My latest antiX-core system

Well, if you read this blog, you undoubtedly know that: 1. I like Debian-based software, 2. I am a big fan of SimplyMEPIS and antiX, and 3. I have more than one version of antiX installed.

Right now, I have three versions of antiX installed, two on my 17" Gateway portable and one on my Lenovo laptop. Each of them I have designed a bit differently to use for different purposes.

The first one is antiX M11.0. Though it's the latest version currently installed, this is the one I have had the longest. It's the "full" version, which has changed a bit over the years. This one comes with two window managers, IceWM and Fluxbox. By default, it uses the Debian Testing repositories as the basis of its software, and it comes with a MEPIS kernel, MEPIS installer, and a few MEPIS tools, plus the extremely flexible smxi packaging and system management tool. It uses default applications that are a bit lighter in resource usage than most general purpose systems, so it runs well on older hardware and faster than most systems on newer hardware. I've added the Xfce desktop to it.

The second one is also on the Gateway, and it is antiX core. Built at a time when anticapitalista was still experimenting with the build, once systems like this are installed, they can be updated indefinitely. I think this one is going on two years old, or whatever the timeframe was when this idea was first germinating. In this version, I began by installing just LXDE and Xfce desktops instead of IceWM and Fluxbox. My first experiment was to compare resource usage between the two desktops. In typical implementations, LXDE comes in a bit lighter in memory use and its default applications tend to be a bit lighter and faster too, but I was surprised to find very little initial difference between the two until I added additional tools to Xfce. In fact, my earliest implementation was actually just slightly smaller, tighter, and faster than LXDE, but that is no longer the case.

With this version of antiX core, once the initial experiments were done, I set this one up on Debian Sid repositories instead of Debian Testing, and I started to use it in companionship with my Debian Sid system to test desktops and the latest software, so it's not as tight and light as it once was, but it's still quite responsive.

The third, and my latest version of antiX, which went on my Lenovo laptop was also antiX core.

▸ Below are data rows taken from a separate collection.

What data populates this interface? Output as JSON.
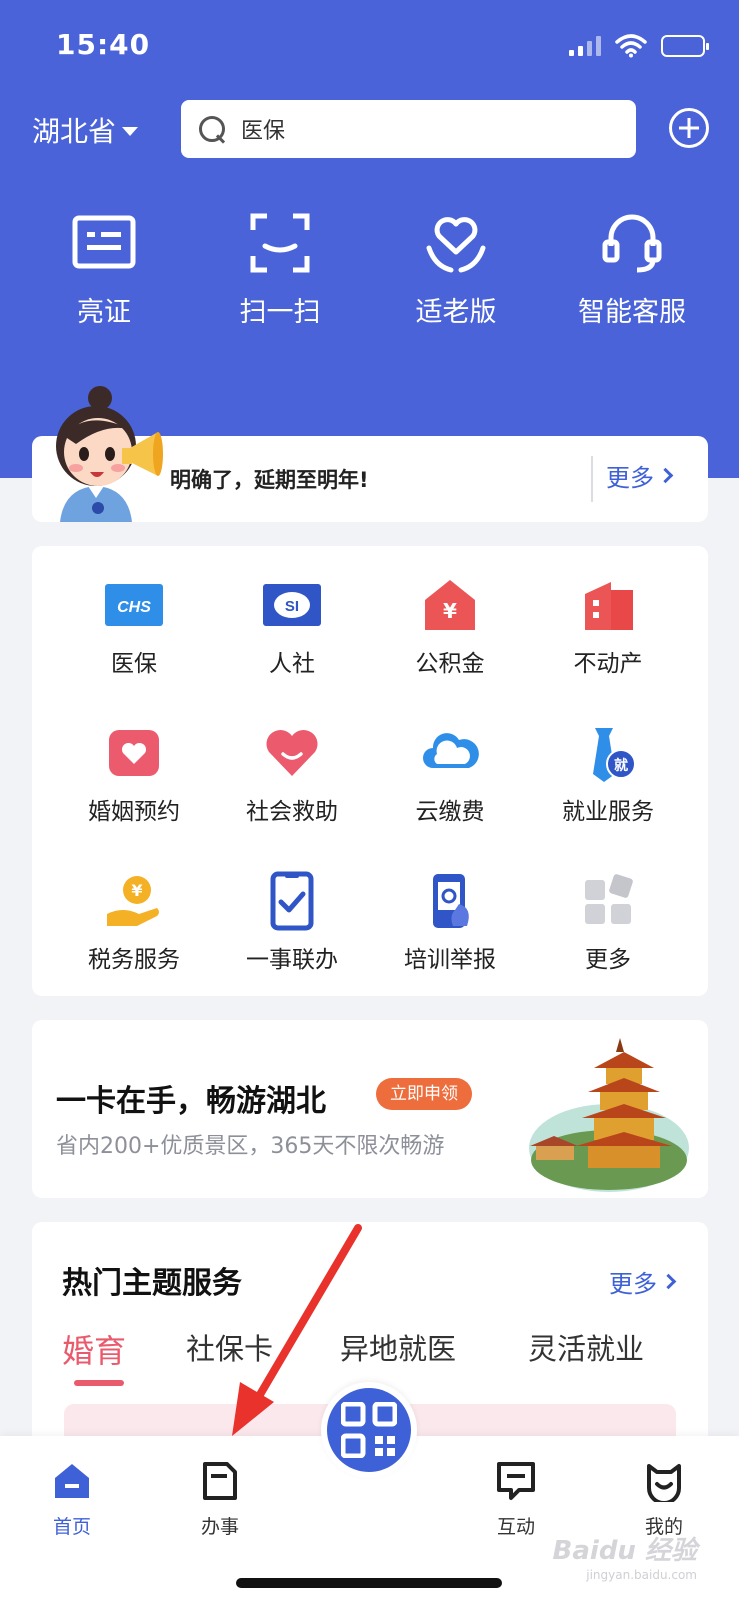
{
  "status": {
    "time": "15:40"
  },
  "header": {
    "region": "湖北省",
    "search_placeholder": "医保"
  },
  "quick_actions": [
    {
      "label": "亮证",
      "icon": "id-card-icon"
    },
    {
      "label": "扫一扫",
      "icon": "scan-frame-icon"
    },
    {
      "label": "适老版",
      "icon": "elder-care-icon"
    },
    {
      "label": "智能客服",
      "icon": "headset-icon"
    }
  ],
  "notice": {
    "text": "明确了，延期至明年!",
    "more": "更多"
  },
  "services": [
    {
      "label": "医保",
      "icon": "chs-icon"
    },
    {
      "label": "人社",
      "icon": "si-icon"
    },
    {
      "label": "公积金",
      "icon": "housing-fund-icon"
    },
    {
      "label": "不动产",
      "icon": "real-estate-icon"
    },
    {
      "label": "婚姻预约",
      "icon": "marriage-icon"
    },
    {
      "label": "社会救助",
      "icon": "heart-icon"
    },
    {
      "label": "云缴费",
      "icon": "cloud-icon"
    },
    {
      "label": "就业服务",
      "icon": "employment-icon"
    },
    {
      "label": "税务服务",
      "icon": "tax-icon"
    },
    {
      "label": "一事联办",
      "icon": "checklist-icon"
    },
    {
      "label": "培训举报",
      "icon": "phone-report-icon"
    },
    {
      "label": "更多",
      "icon": "more-grid-icon"
    }
  ],
  "banner": {
    "title": "一卡在手，畅游湖北",
    "badge": "立即申领",
    "subtitle": "省内200+优质景区，365天不限次畅游"
  },
  "hot_topics": {
    "title": "热门主题服务",
    "more": "更多",
    "tabs": [
      "婚育",
      "社保卡",
      "异地就医",
      "灵活就业"
    ],
    "active_tab": 0
  },
  "tabbar": [
    {
      "label": "首页",
      "icon": "home-icon",
      "active": true
    },
    {
      "label": "办事",
      "icon": "document-icon",
      "active": false
    },
    {
      "label": "互动",
      "icon": "chat-icon",
      "active": false
    },
    {
      "label": "我的",
      "icon": "smile-icon",
      "active": false
    }
  ],
  "watermark": {
    "text": "Baidu 经验",
    "sub": "jingyan.baidu.com"
  },
  "colors": {
    "brand": "#4a63d8",
    "link": "#3f61d8",
    "accent_red": "#e95b6c",
    "badge_orange": "#ee6d3d",
    "annotation_arrow": "#e8322b"
  }
}
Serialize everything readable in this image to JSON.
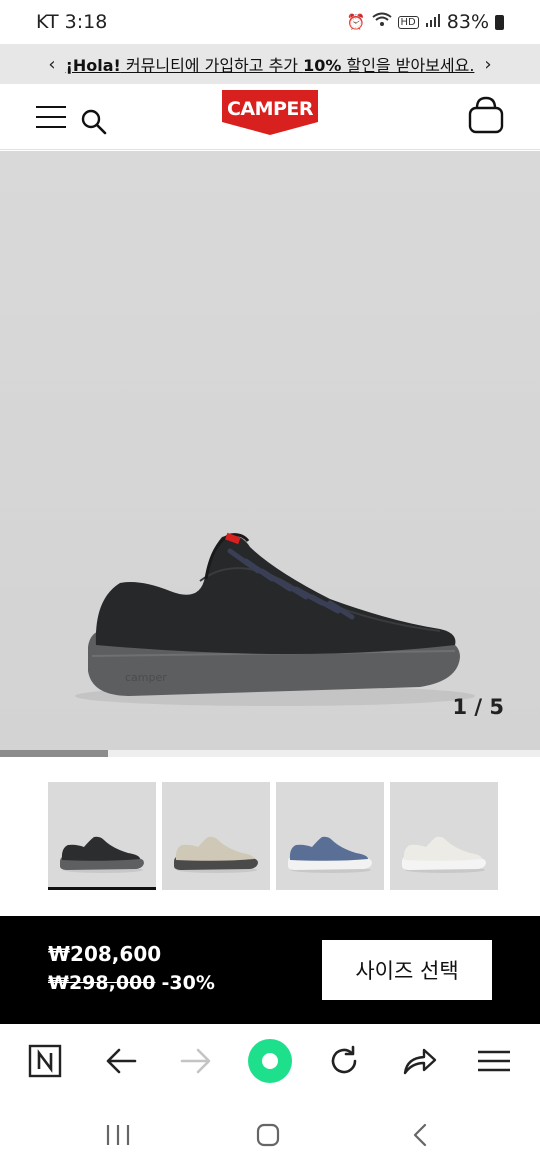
{
  "status_bar": {
    "carrier_time": "KT 3:18",
    "hd_label": "HD",
    "battery": "83%"
  },
  "promo": {
    "text_bold": "¡Hola!",
    "text_main": " 커뮤니티에 가입하고 추가 ",
    "text_percent": "10%",
    "text_end": " 할인을 받아보세요."
  },
  "header": {
    "logo_text": "CAMPER"
  },
  "gallery": {
    "counter": "1 / 5",
    "progress": 0.2,
    "thumbnails": [
      {
        "name": "black",
        "upper": "#2c2d2f",
        "sole": "#5e5f61",
        "active": true
      },
      {
        "name": "beige",
        "upper": "#cfc8b6",
        "sole": "#4a4a4a",
        "active": false
      },
      {
        "name": "blue",
        "upper": "#5a6f96",
        "sole": "#f2f2f2",
        "active": false
      },
      {
        "name": "white",
        "upper": "#ecebe6",
        "sole": "#f4f4f4",
        "active": false
      }
    ]
  },
  "buy_bar": {
    "price_now": "₩208,600",
    "price_old": "₩298,000",
    "discount": "-30%",
    "size_button": "사이즈 선택"
  },
  "colors": {
    "brand_red": "#d8201e",
    "accent_green": "#1ee08c"
  }
}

This one is also set up with Sid, but it has only the Xfce desktop and several additional utilities. I used the xfce task metapackage to pull in pretty much all of Xfce, then I added the Google Chrome and Opera Web browsers to it, and that's about it.

On many of my systems, I add nightly builds of Firefox and Seamonkey, but I did not do that here. I usually run just Chrome for browsing Email, forums, and research news sites, and I use Opera only to view special interest sites and download images and movies, but otherwise I stick with Chrome.

This one is probably tuned about as well as any of my systems with not too many services enabled, so it starts and runs very well. Because of that and because I created it myself, much as one would assemble an Arch Linux system, I like this one very much.